Zeigler’s attorneys raised the issue that the Jellison tape contradicts the State’s version of the events, as well as that the State hid the tape from, (1) the trial court, (2) from discovery during the trial, and (3) from all the appeals.
The Court of Appeals held that this issue should have been raised before January 1, 1987, which was the time period for Zeigler’s state claims for relief. Zeigler’s lawyers pointed out that the State had kept the tape hidden until April of 1987. The Court denied relief anyway, and the Florida Supreme Court affirmed that denial.
On this day, we should remember that the Zeigler case is based on prosecutorial misconduct, withheld evidence, and forensic evidence pointing to other explanations than what the state offered when it charged William Thomas Zeigler with quadruple murder that sent him to death row.
Each time the consequences of the misconduct were dismissed as either procedurally barred or that the complaint was filed too late or that on its own this one single complaint would not have changed the opinion of the jury. However, if the jury in 1976 had been shown all the evidence at once, it is unbelievable that it would not have created reasonable doubt.
It is time that a judge looks at this case and all the misconduct in its entirety. This case is so puzzling that forensic science students at Penn State took a look at it. Read what they have to say about it: “The vast majority of the students asserted that Mr. Zeigler’s case should be reviewed and that the on-going appeal is warranted. They felt that DNA testing on relevant items of evidence, such as the victims’ and suspect’s clothing, could shed informative light on the investigation. Some speculated that upon closer inspection of the evidence, Tommy Zeigler may be exonerated from the crime he was convicted of committing.”
A review in its entirety is key in wrongful convictions and why we need actual innocence exceptions. “The Supreme Court agreed that actual innocence is a special circumstance, but the exception is narrow. The Court set a high bar for a showing of innocence, holding that petitioners must prove that “it is more likely than not that no reasonable juror would have convicted him in the light of the new evidence.”

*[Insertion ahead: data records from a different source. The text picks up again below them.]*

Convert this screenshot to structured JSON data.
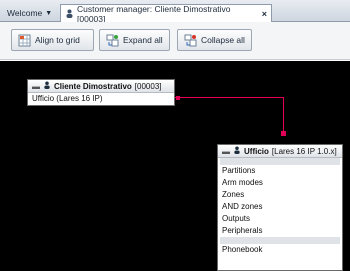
{
  "tabs": [
    {
      "label": "Welcome"
    },
    {
      "label": "Customer manager: Cliente Dimostrativo [00003]"
    }
  ],
  "toolbar": {
    "align_label": "Align to grid",
    "expand_label": "Expand all",
    "collapse_label": "Collapse all"
  },
  "nodes": {
    "customer": {
      "title": "Cliente Dimostrativo",
      "code": "[00003]",
      "rows": [
        "Ufficio (Lares 16 IP)"
      ]
    },
    "office": {
      "title": "Ufficio",
      "model": "[Lares 16 IP 1.0.x]",
      "rows": [
        "Partitions",
        "Arm modes",
        "Zones",
        "AND zones",
        "Outputs",
        "Peripherals"
      ],
      "footer_row": "Phonebook"
    }
  },
  "colors": {
    "connector": "#e10058",
    "canvas": "#000000"
  }
}
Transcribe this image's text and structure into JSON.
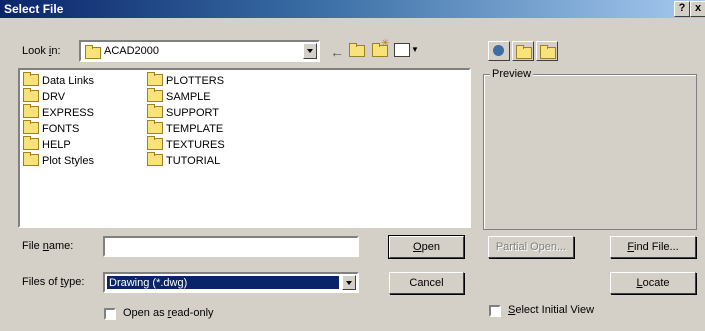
{
  "title": "Select File",
  "title_buttons": {
    "help": "?",
    "close": "x"
  },
  "look_in": {
    "label_pre": "Look ",
    "label_u": "i",
    "label_post": "n:",
    "value": "ACAD2000"
  },
  "files": [
    {
      "name": "Data Links"
    },
    {
      "name": "DRV"
    },
    {
      "name": "EXPRESS"
    },
    {
      "name": "FONTS"
    },
    {
      "name": "HELP"
    },
    {
      "name": "Plot Styles"
    },
    {
      "name": "PLOTTERS"
    },
    {
      "name": "SAMPLE"
    },
    {
      "name": "SUPPORT"
    },
    {
      "name": "TEMPLATE"
    },
    {
      "name": "TEXTURES"
    },
    {
      "name": "TUTORIAL"
    }
  ],
  "preview_label": "Preview",
  "file_name": {
    "label_pre": "File ",
    "label_u": "n",
    "label_post": "ame:",
    "value": ""
  },
  "file_type": {
    "label_pre": "Files of ",
    "label_u": "t",
    "label_post": "ype:",
    "value": "Drawing (*.dwg)"
  },
  "buttons": {
    "open": {
      "u": "O",
      "rest": "pen"
    },
    "cancel": "Cancel",
    "partial_open": "Partial Open...",
    "find_file": {
      "u": "F",
      "rest": "ind File..."
    },
    "locate": {
      "u": "L",
      "rest": "ocate"
    }
  },
  "open_readonly": {
    "pre": "Open as ",
    "u": "r",
    "post": "ead-only"
  },
  "select_initial_view": {
    "u": "S",
    "rest": "elect Initial View"
  }
}
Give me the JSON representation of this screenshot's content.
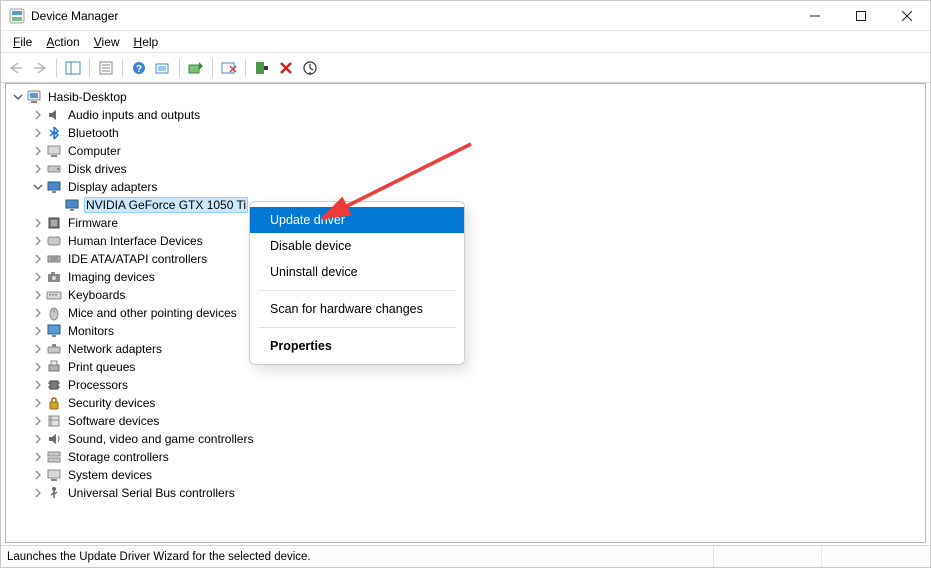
{
  "window": {
    "title": "Device Manager"
  },
  "menubar": {
    "file": "File",
    "action": "Action",
    "view": "View",
    "help": "Help"
  },
  "tree": {
    "root": "Hasib-Desktop",
    "items": [
      "Audio inputs and outputs",
      "Bluetooth",
      "Computer",
      "Disk drives",
      "Display adapters",
      "Firmware",
      "Human Interface Devices",
      "IDE ATA/ATAPI controllers",
      "Imaging devices",
      "Keyboards",
      "Mice and other pointing devices",
      "Monitors",
      "Network adapters",
      "Print queues",
      "Processors",
      "Security devices",
      "Software devices",
      "Sound, video and game controllers",
      "Storage controllers",
      "System devices",
      "Universal Serial Bus controllers"
    ],
    "display_child": "NVIDIA GeForce GTX 1050 Ti"
  },
  "contextmenu": {
    "update": "Update driver",
    "disable": "Disable device",
    "uninstall": "Uninstall device",
    "scan": "Scan for hardware changes",
    "properties": "Properties"
  },
  "statusbar": {
    "text": "Launches the Update Driver Wizard for the selected device."
  }
}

In 2009, Justice John Cataldo of State Supreme Court in Manhattan spoke about actual innocence in the case of Bermudez v. City of New York. “An “actual innocence” statute, experts said, would give judges the leeway to excuse procedural violations, missed deadlines and other mistakes if the evidence is strong enough.”
But even if a state does not have an exception for actual innocence it could still use a successor collateral relief petition as was done in the U.S. Supreme Court’s decision in Schlup v. Delo, 513 U.S. 298 (1995). In that case, Lloyd Schlup (death row prisoner) filed a second federal habeas corpus petition based on the following:

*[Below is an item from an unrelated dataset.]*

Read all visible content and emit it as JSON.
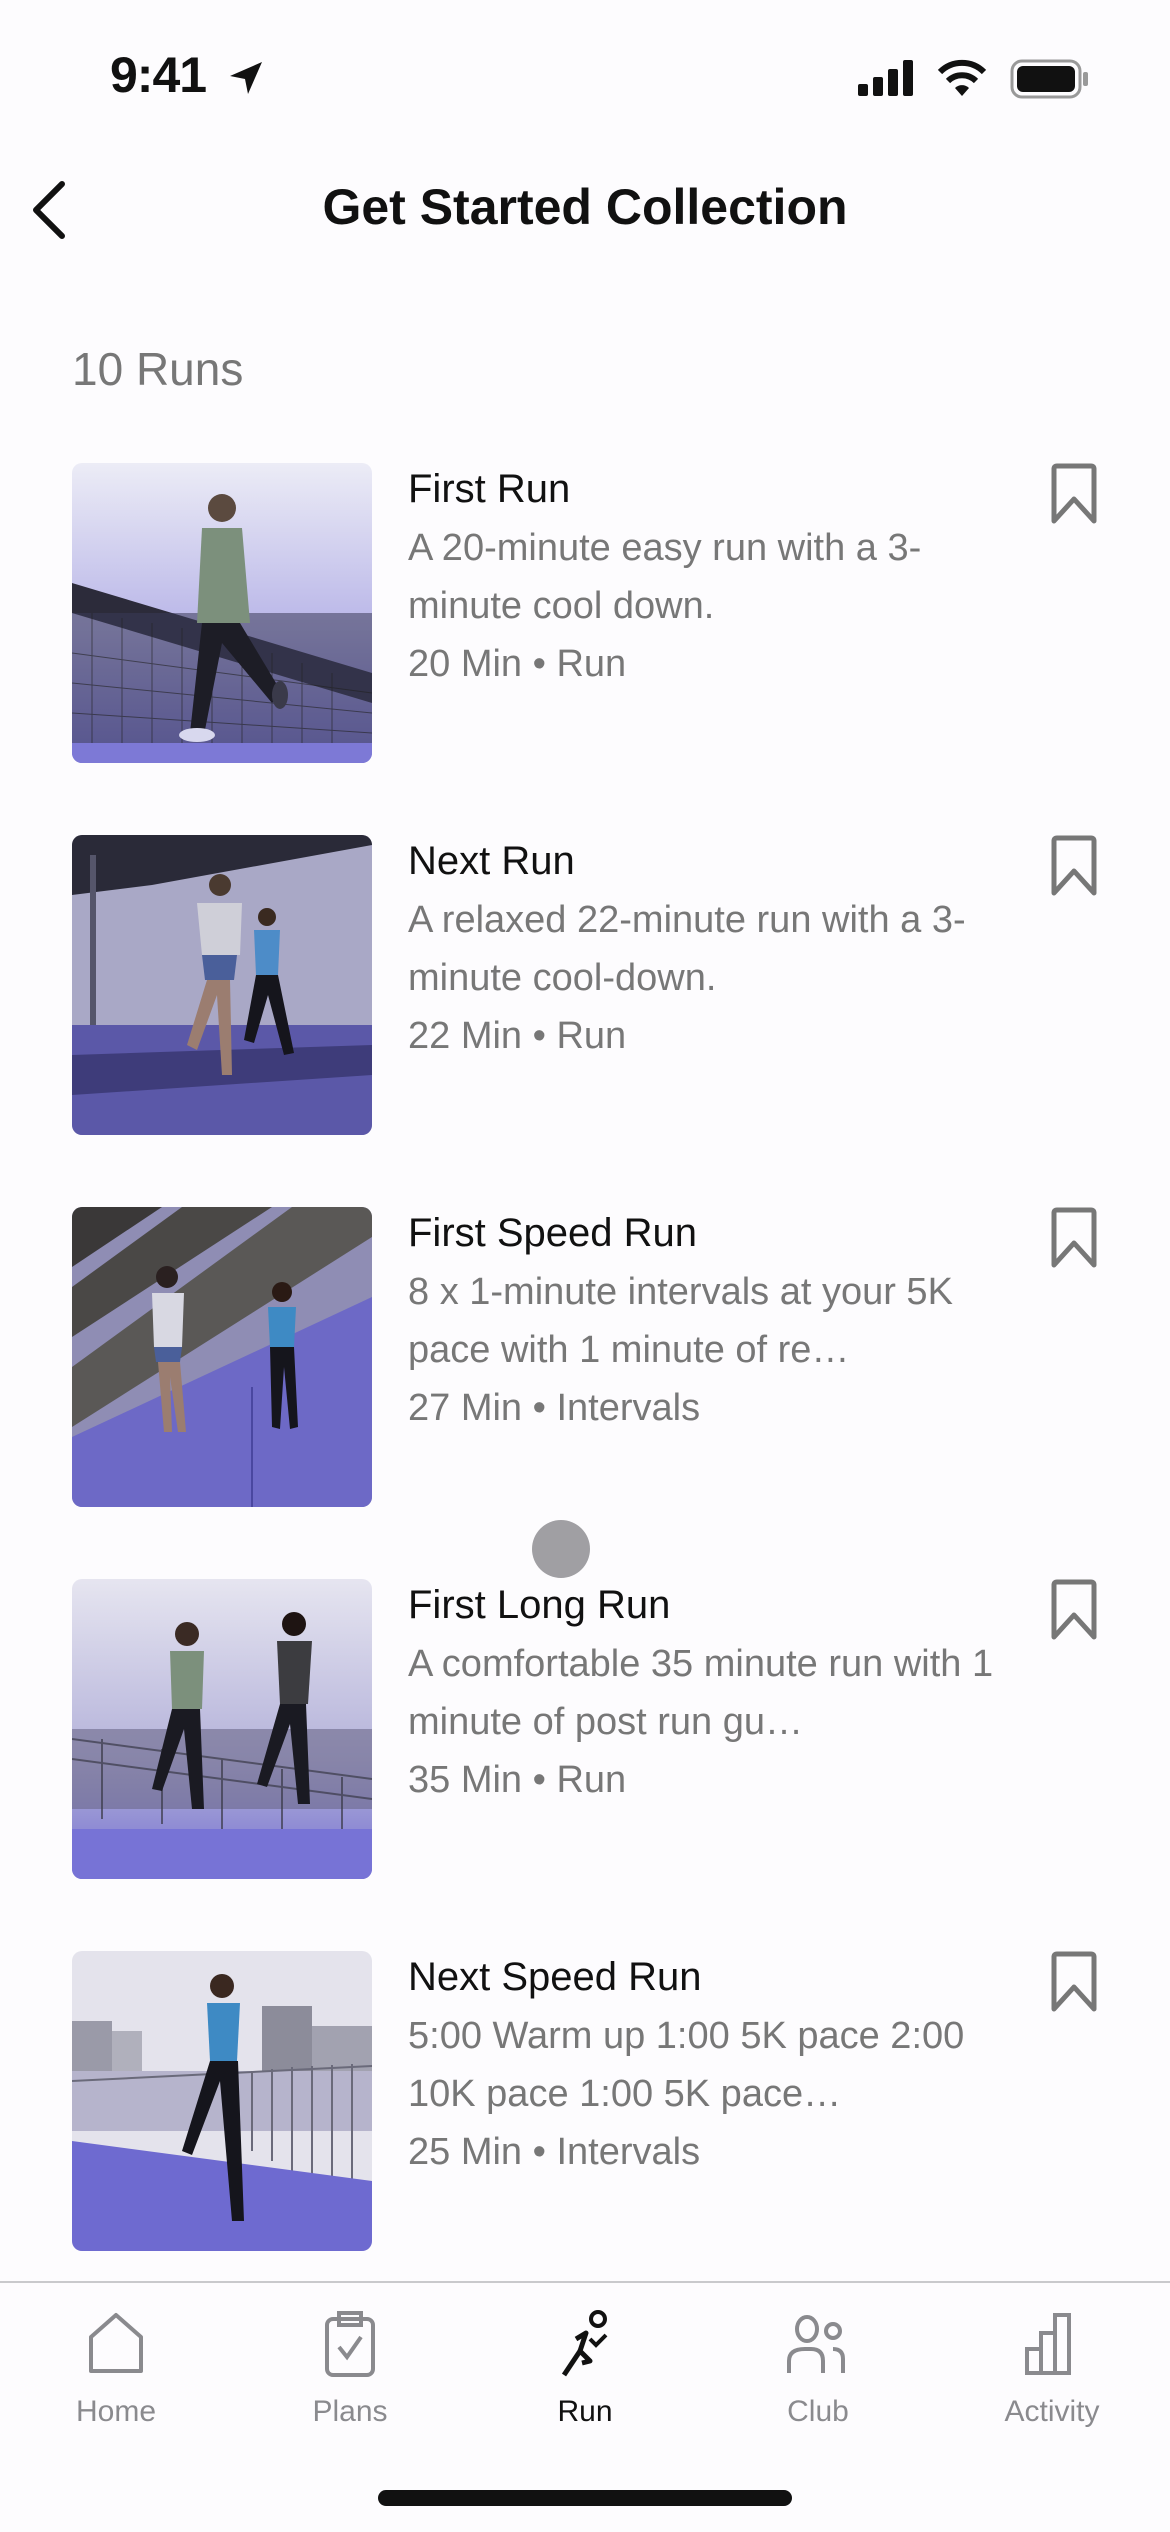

- ineffective assistance of trial council
- failure to check alibi witness testimony
- prosecutorial misconduct based on withheld evidence

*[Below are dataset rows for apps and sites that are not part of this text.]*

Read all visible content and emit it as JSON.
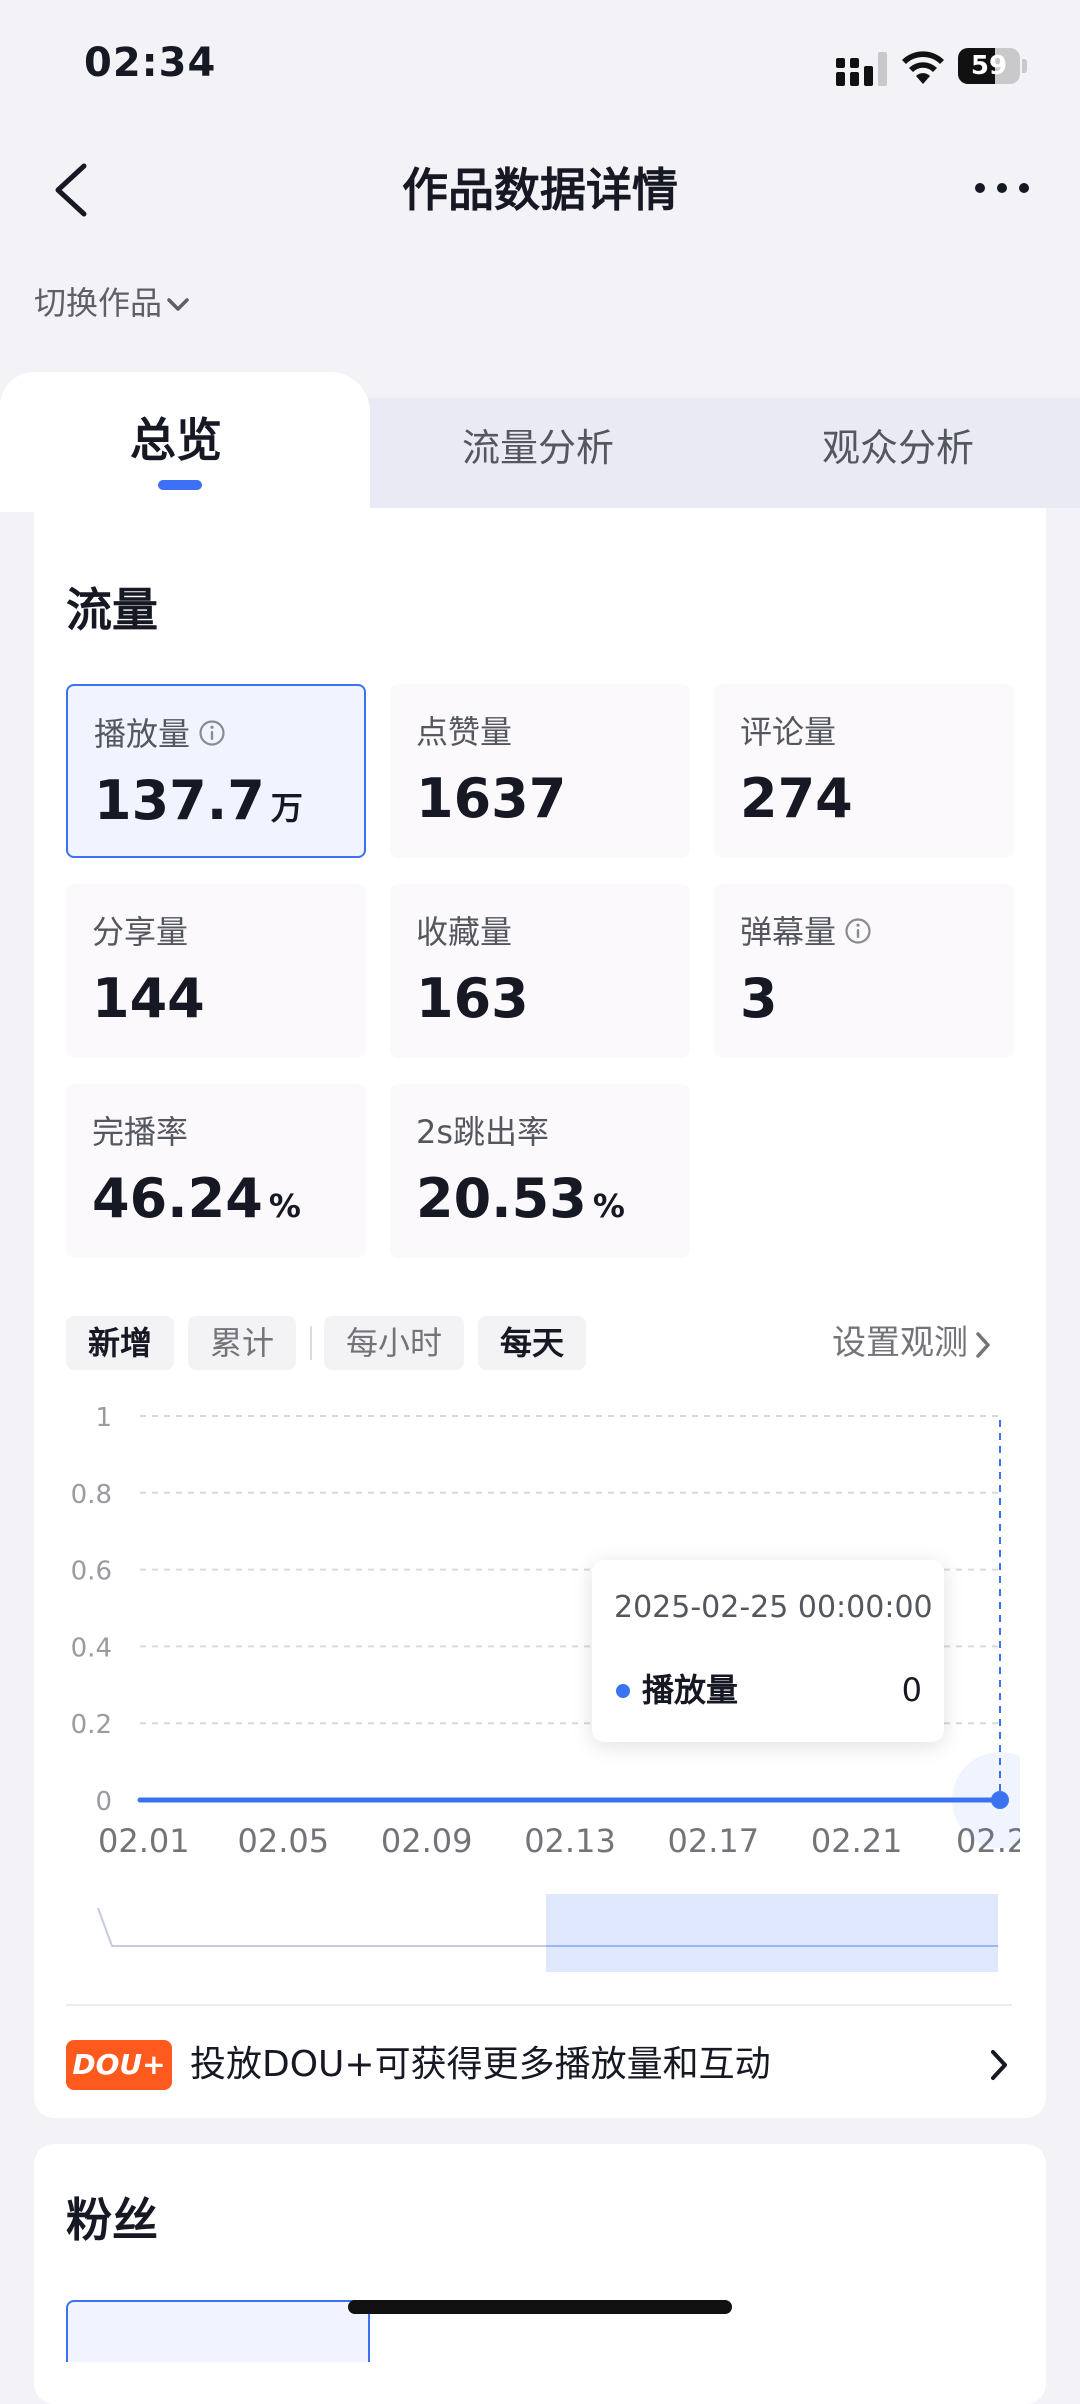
{
  "status": {
    "time": "02:34",
    "battery": "59",
    "battery_level": 0.59
  },
  "nav": {
    "title": "作品数据详情",
    "switch_label": "切换作品"
  },
  "tabs": [
    {
      "label": "总览",
      "active": true
    },
    {
      "label": "流量分析",
      "active": false
    },
    {
      "label": "观众分析",
      "active": false
    }
  ],
  "traffic": {
    "title": "流量",
    "metrics": [
      {
        "label": "播放量",
        "value": "137.7",
        "unit": "万",
        "info": true,
        "selected": true
      },
      {
        "label": "点赞量",
        "value": "1637",
        "unit": ""
      },
      {
        "label": "评论量",
        "value": "274",
        "unit": ""
      },
      {
        "label": "分享量",
        "value": "144",
        "unit": ""
      },
      {
        "label": "收藏量",
        "value": "163",
        "unit": ""
      },
      {
        "label": "弹幕量",
        "value": "3",
        "unit": "",
        "info": true
      },
      {
        "label": "完播率",
        "value": "46.24",
        "unit": "%"
      },
      {
        "label": "2s跳出率",
        "value": "20.53",
        "unit": "%"
      }
    ]
  },
  "chips": {
    "added": "新增",
    "cumulative": "累计",
    "hourly": "每小时",
    "daily": "每天"
  },
  "observe_label": "设置观测",
  "chart_data": {
    "type": "line",
    "x": [
      "02.01",
      "02.02",
      "02.03",
      "02.04",
      "02.05",
      "02.06",
      "02.07",
      "02.08",
      "02.09",
      "02.10",
      "02.11",
      "02.12",
      "02.13",
      "02.14",
      "02.15",
      "02.16",
      "02.17",
      "02.18",
      "02.19",
      "02.20",
      "02.21",
      "02.22",
      "02.23",
      "02.24",
      "02.25"
    ],
    "x_ticks": [
      "02.01",
      "02.05",
      "02.09",
      "02.13",
      "02.17",
      "02.21",
      "02.2"
    ],
    "y_ticks": [
      "0",
      "0.2",
      "0.4",
      "0.6",
      "0.8",
      "1"
    ],
    "ylim": [
      0,
      1
    ],
    "series": [
      {
        "name": "播放量",
        "values": [
          0,
          0,
          0,
          0,
          0,
          0,
          0,
          0,
          0,
          0,
          0,
          0,
          0,
          0,
          0,
          0,
          0,
          0,
          0,
          0,
          0,
          0,
          0,
          0,
          0
        ]
      }
    ],
    "grid": true,
    "line_color": "#3a72f0"
  },
  "tooltip": {
    "time": "2025-02-25 00:00:00",
    "series": "播放量",
    "value": "0"
  },
  "promo": {
    "logo": "DOU+",
    "text": "投放DOU+可获得更多播放量和互动"
  },
  "fans": {
    "title": "粉丝"
  }
}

We have options to prevent wrongful convictions but the best one is mentioned by Scott Greenfield:
“As much as I have no answer to the conundrum, the problems recognized by this bill, and its opponents, could be significantly reduced if judges were to take their responsibility far more seriously prior to conviction. My preferred resolution to the problem of innocent people in prison is to stop convicting innocent people. While this is hardly a complete solution, it’s a good start. And it won’t even require passage of a new law.”
We can do better and it doesn’t require new laws. It just requires integrity.
Please share this post by using the social media share buttons below to make sure that on this Wrongful Conviction Day we remember that Tommy Zeigler and so many others are still incarcerated for crimes they didn’t commit.